U.S. Secretary of State Condoleezza Rice accepted on Friday the United States had probably made thousands of errors in Iraq but defended the overall strategy of removing Saddam Hussein.The military, who deserve better treatment than they get at the hands of Republicans, is in charge of tactics. The civilian policy makers in Washington are responsible for stategy. Secretary Rice no doubt thought she was being quite progressive, since she was admitting to any mistake at all - admittedly a big step for this administration. But she was, in fact, putting the burden of responsiblity for Iraq's lamentable state on the military. When I heard that comment, I reacted as if I had smelled something foul, like being a 12 year old forced to clean out the cooler after a few too many hot days. Her comments were on March 31, and General Newbold spoke out on April 9.
"Yes, I know we have made tactical errors, thousands of them," she said in answer to a question over whether lessons had been learned since the U.S.-led invasion of Iraq in 2003.
And since this whole General's Revolt storyline has focused on one man, Donald Rumsfeld, I think we can introduce one of the Secretary's valuable Rules under the heading Keeping Your Bearings in the White House:
When asked for your views, by the press or others, remember that what they really want to know is the president's views.President Bush and Condoleezza Rice have a widely reported close relationship. They finish each other's sentences. Her views most certainly reflect his, and that's why it's politically dangerous.
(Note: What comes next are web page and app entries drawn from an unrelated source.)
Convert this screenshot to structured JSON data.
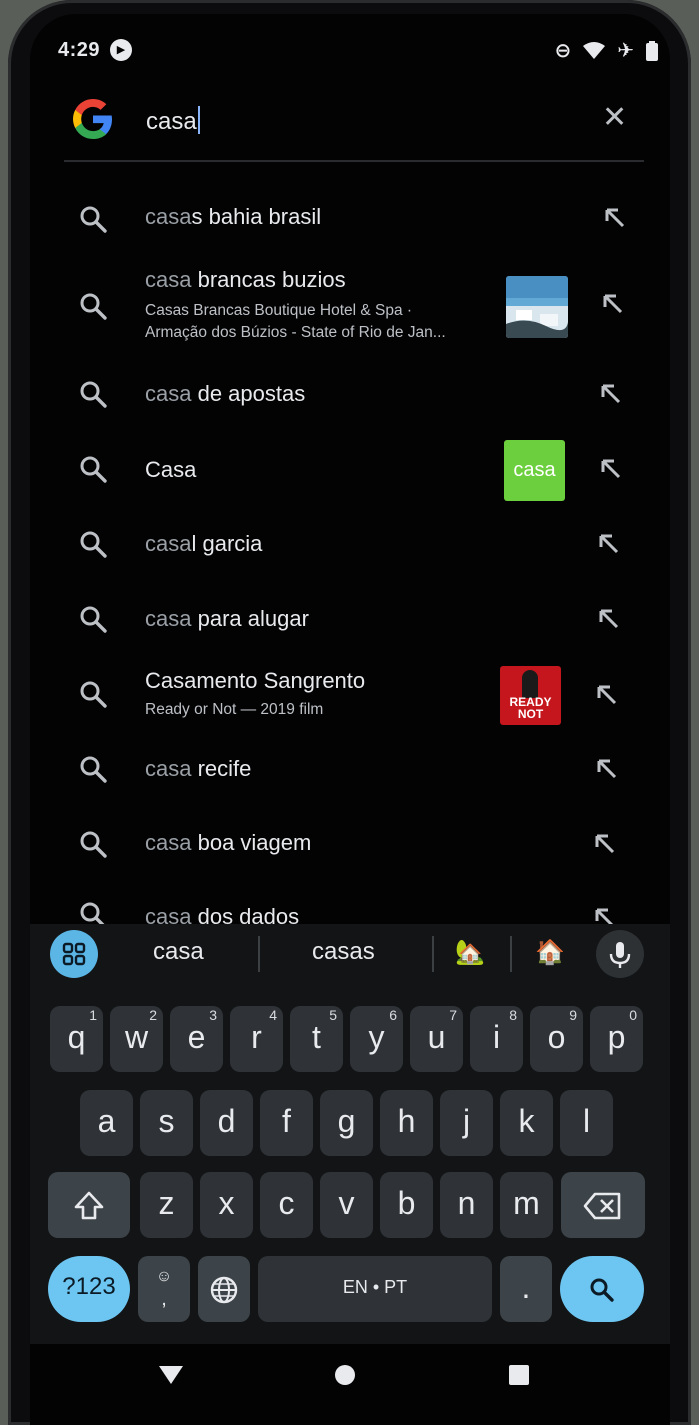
{
  "status": {
    "time": "4:29",
    "icons": [
      "media-play-icon",
      "dnd-icon",
      "wifi-icon",
      "airplane-icon",
      "battery-icon"
    ]
  },
  "search": {
    "query": "casa",
    "logo": "google-g-logo",
    "clear_icon": "close-icon"
  },
  "suggestions": [
    {
      "prefix": "casa",
      "rest": "s bahia brasil"
    },
    {
      "prefix": "casa",
      "rest": " brancas buzios",
      "line1": "Casas Brancas Boutique Hotel & Spa ·",
      "line2": "Armação dos Búzios - State of Rio de Jan...",
      "thumb": "beach-hotel-photo"
    },
    {
      "prefix": "casa",
      "rest": " de apostas"
    },
    {
      "prefix": "",
      "rest": "Casa",
      "thumb_text": "casa",
      "thumb_color": "#6ccf3e"
    },
    {
      "prefix": "casa",
      "rest": "l garcia"
    },
    {
      "prefix": "casa",
      "rest": " para alugar"
    },
    {
      "prefix": "",
      "rest": "Casamento Sangrento",
      "line1": "Ready or Not — 2019 film",
      "thumb": "movie-poster",
      "thumb_text_a": "READY",
      "thumb_text_b": "NOT"
    },
    {
      "prefix": "casa",
      "rest": " recife"
    },
    {
      "prefix": "casa",
      "rest": " boa viagem"
    },
    {
      "prefix": "casa",
      "rest": " dos dados"
    }
  ],
  "keyboard": {
    "suggestions": [
      "casa",
      "casas"
    ],
    "emoji": [
      "house-with-garden-emoji",
      "house-emoji"
    ],
    "row1": [
      {
        "k": "q",
        "n": "1"
      },
      {
        "k": "w",
        "n": "2"
      },
      {
        "k": "e",
        "n": "3"
      },
      {
        "k": "r",
        "n": "4"
      },
      {
        "k": "t",
        "n": "5"
      },
      {
        "k": "y",
        "n": "6"
      },
      {
        "k": "u",
        "n": "7"
      },
      {
        "k": "i",
        "n": "8"
      },
      {
        "k": "o",
        "n": "9"
      },
      {
        "k": "p",
        "n": "0"
      }
    ],
    "row2": [
      "a",
      "s",
      "d",
      "f",
      "g",
      "h",
      "j",
      "k",
      "l"
    ],
    "row3": [
      "z",
      "x",
      "c",
      "v",
      "b",
      "n",
      "m"
    ],
    "symbols_label": "?123",
    "emoji_comma": ",",
    "space_label": "EN • PT",
    "period": ".",
    "colors": {
      "accent": "#6dc6f2",
      "key": "#2f3337",
      "background": "#121416"
    }
  },
  "nav": [
    "back-icon",
    "home-icon",
    "recents-icon"
  ]
}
This is why the Revolt hurts military-civilian relations: because the civilians are politicians. The plain truth - that there were strategic errors made again and again - is politically devastating and so must be fought by the administration, thereby pitting the two groups against each other. When the inevitable blame game comes for the failure of the Iraq misadventure it will be politically devastating for the military to say that it was the civilian leadership that was making strategic errors, rather than military leaders making tactical ones.
Backed into that corner, out comes the caricatured response that is almost too predictable at this point. On Fox News, which I was watching as I was waiting for Fox News Sunday to come on, the Generals were being discussed on a segment moderated by Page Hopkins. The guests were "strategists" - a Republican and a Democratic. The Democrat's statement didn't strike me as anything out of the ordinary, but my ears perked up when the Republican started responding. This middleaged woman was calling retired generals "Ninnies!" Actually using the word "ninnies!" Poor Page Hopkins gasped in astonishment off-camera. She went so far as to say that speaking out now was an act of cowardice, since they didn't say anything while they were still in a place to do something about it, thereby calling a number of them liars as well. She got in at least one more Ninny-call before a break, and poor Page had to gasp over and over. It was remarkable.
The responsibilty for all facets of the Iraq debacle rests on the civilian policy makers in Washington. We cannot allow the military to be tarnished like it was after Vietnam when it was the Bush Administration at fault.